Task objective - Give every entry below again, exactly as written, and skip the images.

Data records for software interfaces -
------------------------------------------------
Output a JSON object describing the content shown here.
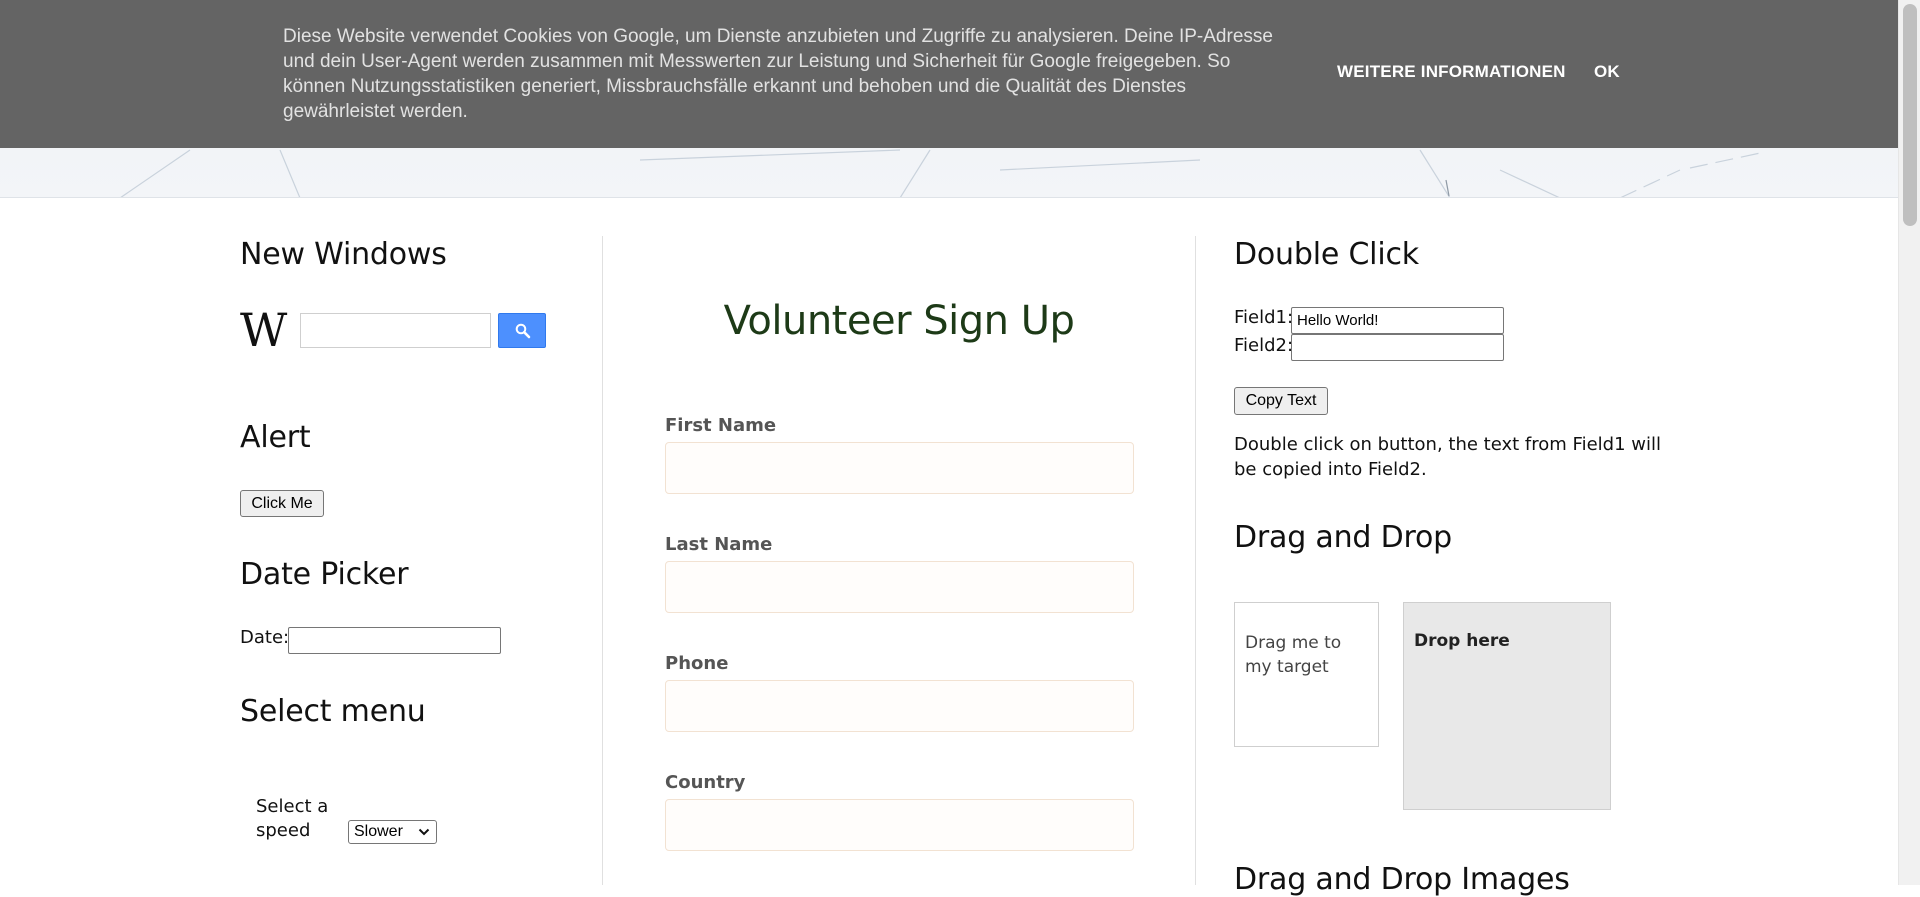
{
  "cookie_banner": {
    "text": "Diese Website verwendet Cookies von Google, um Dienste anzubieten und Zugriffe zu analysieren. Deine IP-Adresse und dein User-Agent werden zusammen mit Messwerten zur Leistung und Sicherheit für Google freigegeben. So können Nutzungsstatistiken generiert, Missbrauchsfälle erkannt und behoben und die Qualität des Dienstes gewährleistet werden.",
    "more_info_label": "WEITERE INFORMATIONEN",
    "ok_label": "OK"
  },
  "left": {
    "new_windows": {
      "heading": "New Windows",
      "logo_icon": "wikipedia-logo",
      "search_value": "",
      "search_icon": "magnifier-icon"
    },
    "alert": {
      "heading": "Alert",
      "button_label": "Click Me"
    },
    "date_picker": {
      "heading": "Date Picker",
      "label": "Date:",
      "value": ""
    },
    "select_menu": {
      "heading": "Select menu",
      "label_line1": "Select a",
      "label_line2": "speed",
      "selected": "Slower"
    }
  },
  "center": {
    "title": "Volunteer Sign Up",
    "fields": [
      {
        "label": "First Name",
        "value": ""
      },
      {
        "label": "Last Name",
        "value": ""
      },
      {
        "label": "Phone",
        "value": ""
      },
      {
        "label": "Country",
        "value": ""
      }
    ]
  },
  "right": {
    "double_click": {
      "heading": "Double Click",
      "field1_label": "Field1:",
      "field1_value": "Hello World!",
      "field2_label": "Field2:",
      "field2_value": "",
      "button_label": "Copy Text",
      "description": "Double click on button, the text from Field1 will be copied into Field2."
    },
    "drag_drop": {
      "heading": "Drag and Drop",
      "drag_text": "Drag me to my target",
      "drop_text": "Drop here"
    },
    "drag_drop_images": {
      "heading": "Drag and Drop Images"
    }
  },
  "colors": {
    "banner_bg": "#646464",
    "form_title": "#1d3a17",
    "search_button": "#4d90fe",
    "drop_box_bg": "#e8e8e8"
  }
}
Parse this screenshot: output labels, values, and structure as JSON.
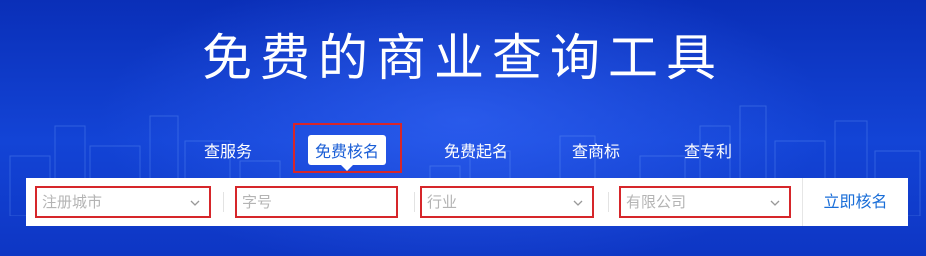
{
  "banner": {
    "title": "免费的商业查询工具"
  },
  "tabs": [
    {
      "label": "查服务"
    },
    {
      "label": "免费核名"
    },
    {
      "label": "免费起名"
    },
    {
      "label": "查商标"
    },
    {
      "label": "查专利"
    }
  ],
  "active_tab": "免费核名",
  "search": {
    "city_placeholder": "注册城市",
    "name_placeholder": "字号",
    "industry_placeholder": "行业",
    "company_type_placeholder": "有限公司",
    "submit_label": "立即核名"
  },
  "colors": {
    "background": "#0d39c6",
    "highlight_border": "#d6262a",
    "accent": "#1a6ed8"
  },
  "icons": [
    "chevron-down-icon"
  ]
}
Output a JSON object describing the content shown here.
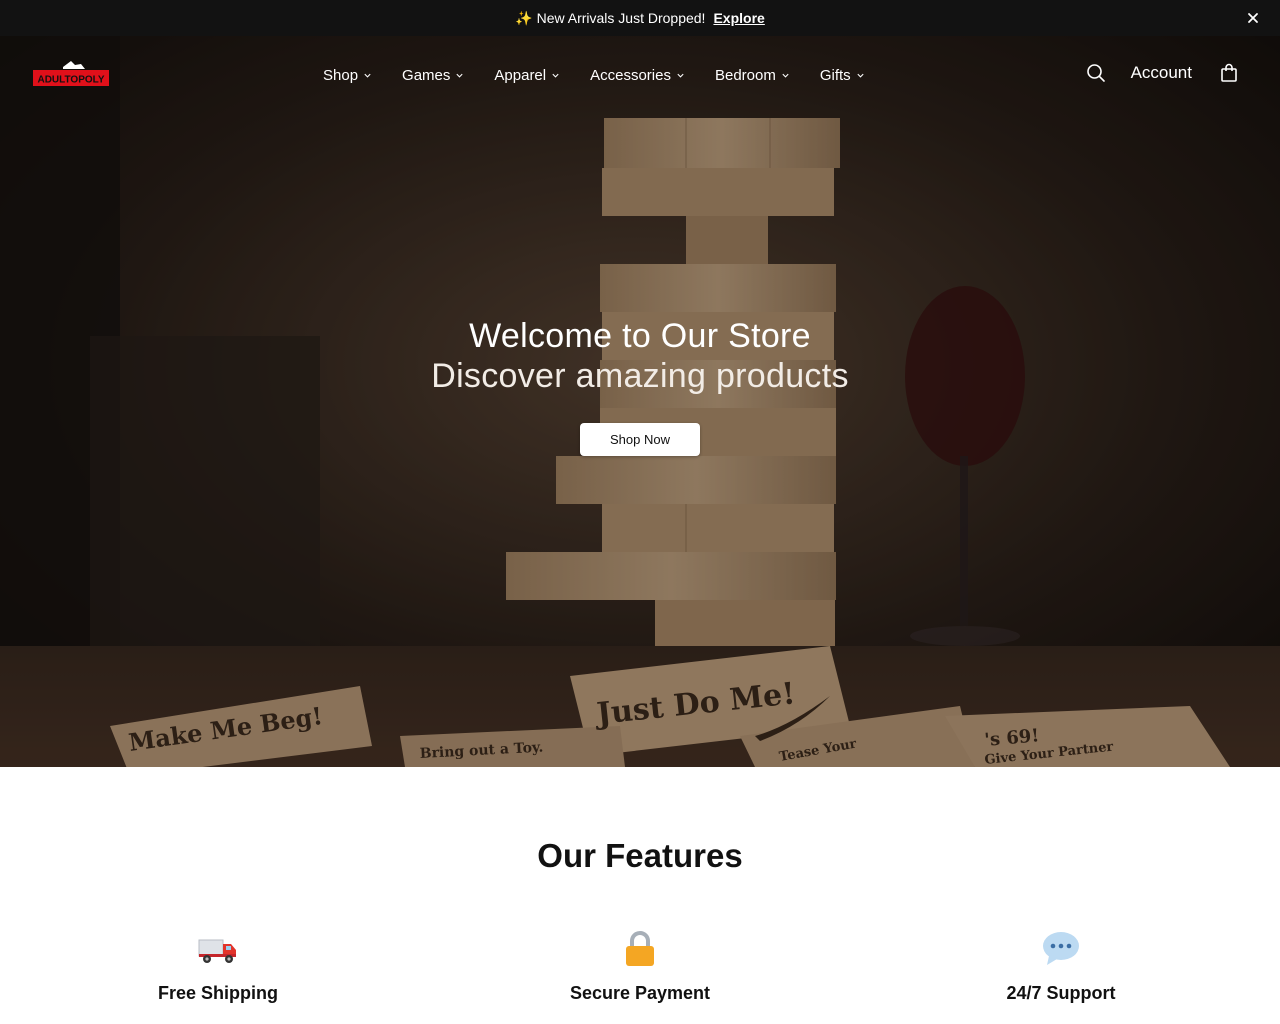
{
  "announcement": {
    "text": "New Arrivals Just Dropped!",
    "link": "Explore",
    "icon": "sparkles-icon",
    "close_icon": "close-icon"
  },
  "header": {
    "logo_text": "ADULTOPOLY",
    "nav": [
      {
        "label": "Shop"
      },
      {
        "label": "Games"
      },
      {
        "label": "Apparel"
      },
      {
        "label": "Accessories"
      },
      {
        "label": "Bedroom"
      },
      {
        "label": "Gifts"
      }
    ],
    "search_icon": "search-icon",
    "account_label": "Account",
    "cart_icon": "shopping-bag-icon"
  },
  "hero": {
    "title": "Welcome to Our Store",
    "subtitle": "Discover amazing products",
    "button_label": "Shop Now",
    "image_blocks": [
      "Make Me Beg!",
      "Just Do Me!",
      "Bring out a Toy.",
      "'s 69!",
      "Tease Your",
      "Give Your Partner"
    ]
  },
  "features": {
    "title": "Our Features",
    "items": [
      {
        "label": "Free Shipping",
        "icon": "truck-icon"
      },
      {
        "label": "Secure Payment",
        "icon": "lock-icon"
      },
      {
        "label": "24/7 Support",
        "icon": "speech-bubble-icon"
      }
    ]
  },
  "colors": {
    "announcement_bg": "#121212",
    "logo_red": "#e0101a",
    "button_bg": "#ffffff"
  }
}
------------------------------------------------
Response for this exercise -
Output a JSON object describing the content shown here.
{
  "cookie_banner": {
    "text": "Diese Website verwendet Cookies von Google, um Dienste anzubieten und Zugriffe zu analysieren. Deine IP-Adresse und dein User-Agent werden zusammen mit Messwerten zur Leistung und Sicherheit für Google freigegeben. So können Nutzungsstatistiken generiert, Missbrauchsfälle erkannt und behoben und die Qualität des Dienstes gewährleistet werden.",
    "more_info_label": "WEITERE INFORMATIONEN",
    "ok_label": "OK"
  },
  "left": {
    "new_windows": {
      "heading": "New Windows",
      "logo_icon": "wikipedia-logo",
      "search_value": "",
      "search_icon": "magnifier-icon"
    },
    "alert": {
      "heading": "Alert",
      "button_label": "Click Me"
    },
    "date_picker": {
      "heading": "Date Picker",
      "label": "Date:",
      "value": ""
    },
    "select_menu": {
      "heading": "Select menu",
      "label_line1": "Select a",
      "label_line2": "speed",
      "selected": "Slower"
    }
  },
  "center": {
    "title": "Volunteer Sign Up",
    "fields": [
      {
        "label": "First Name",
        "value": ""
      },
      {
        "label": "Last Name",
        "value": ""
      },
      {
        "label": "Phone",
        "value": ""
      },
      {
        "label": "Country",
        "value": ""
      }
    ]
  },
  "right": {
    "double_click": {
      "heading": "Double Click",
      "field1_label": "Field1:",
      "field1_value": "Hello World!",
      "field2_label": "Field2:",
      "field2_value": "",
      "button_label": "Copy Text",
      "description": "Double click on button, the text from Field1 will be copied into Field2."
    },
    "drag_drop": {
      "heading": "Drag and Drop",
      "drag_text": "Drag me to my target",
      "drop_text": "Drop here"
    },
    "drag_drop_images": {
      "heading": "Drag and Drop Images"
    }
  },
  "colors": {
    "banner_bg": "#646464",
    "form_title": "#1d3a17",
    "search_button": "#4d90fe",
    "drop_box_bg": "#e8e8e8"
  }
}
Parse this screenshot: output labels, values, and structure as JSON.
{
  "banner": {
    "title": "免费的商业查询工具"
  },
  "tabs": [
    {
      "label": "查服务"
    },
    {
      "label": "免费核名"
    },
    {
      "label": "免费起名"
    },
    {
      "label": "查商标"
    },
    {
      "label": "查专利"
    }
  ],
  "active_tab": "免费核名",
  "search": {
    "city_placeholder": "注册城市",
    "name_placeholder": "字号",
    "industry_placeholder": "行业",
    "company_type_placeholder": "有限公司",
    "submit_label": "立即核名"
  },
  "colors": {
    "background": "#0d39c6",
    "highlight_border": "#d6262a",
    "accent": "#1a6ed8"
  },
  "icons": [
    "chevron-down-icon"
  ]
}
Output a JSON object describing the content shown here.
{
  "announcement": {
    "text": "New Arrivals Just Dropped!",
    "link": "Explore",
    "icon": "sparkles-icon",
    "close_icon": "close-icon"
  },
  "header": {
    "logo_text": "ADULTOPOLY",
    "nav": [
      {
        "label": "Shop"
      },
      {
        "label": "Games"
      },
      {
        "label": "Apparel"
      },
      {
        "label": "Accessories"
      },
      {
        "label": "Bedroom"
      },
      {
        "label": "Gifts"
      }
    ],
    "search_icon": "search-icon",
    "account_label": "Account",
    "cart_icon": "shopping-bag-icon"
  },
  "hero": {
    "title": "Welcome to Our Store",
    "subtitle": "Discover amazing products",
    "button_label": "Shop Now",
    "image_blocks": [
      "Make Me Beg!",
      "Just Do Me!",
      "Bring out a Toy.",
      "'s 69!",
      "Tease Your",
      "Give Your Partner"
    ]
  },
  "features": {
    "title": "Our Features",
    "items": [
      {
        "label": "Free Shipping",
        "icon": "truck-icon"
      },
      {
        "label": "Secure Payment",
        "icon": "lock-icon"
      },
      {
        "label": "24/7 Support",
        "icon": "speech-bubble-icon"
      }
    ]
  },
  "colors": {
    "announcement_bg": "#121212",
    "logo_red": "#e0101a",
    "button_bg": "#ffffff"
  }
}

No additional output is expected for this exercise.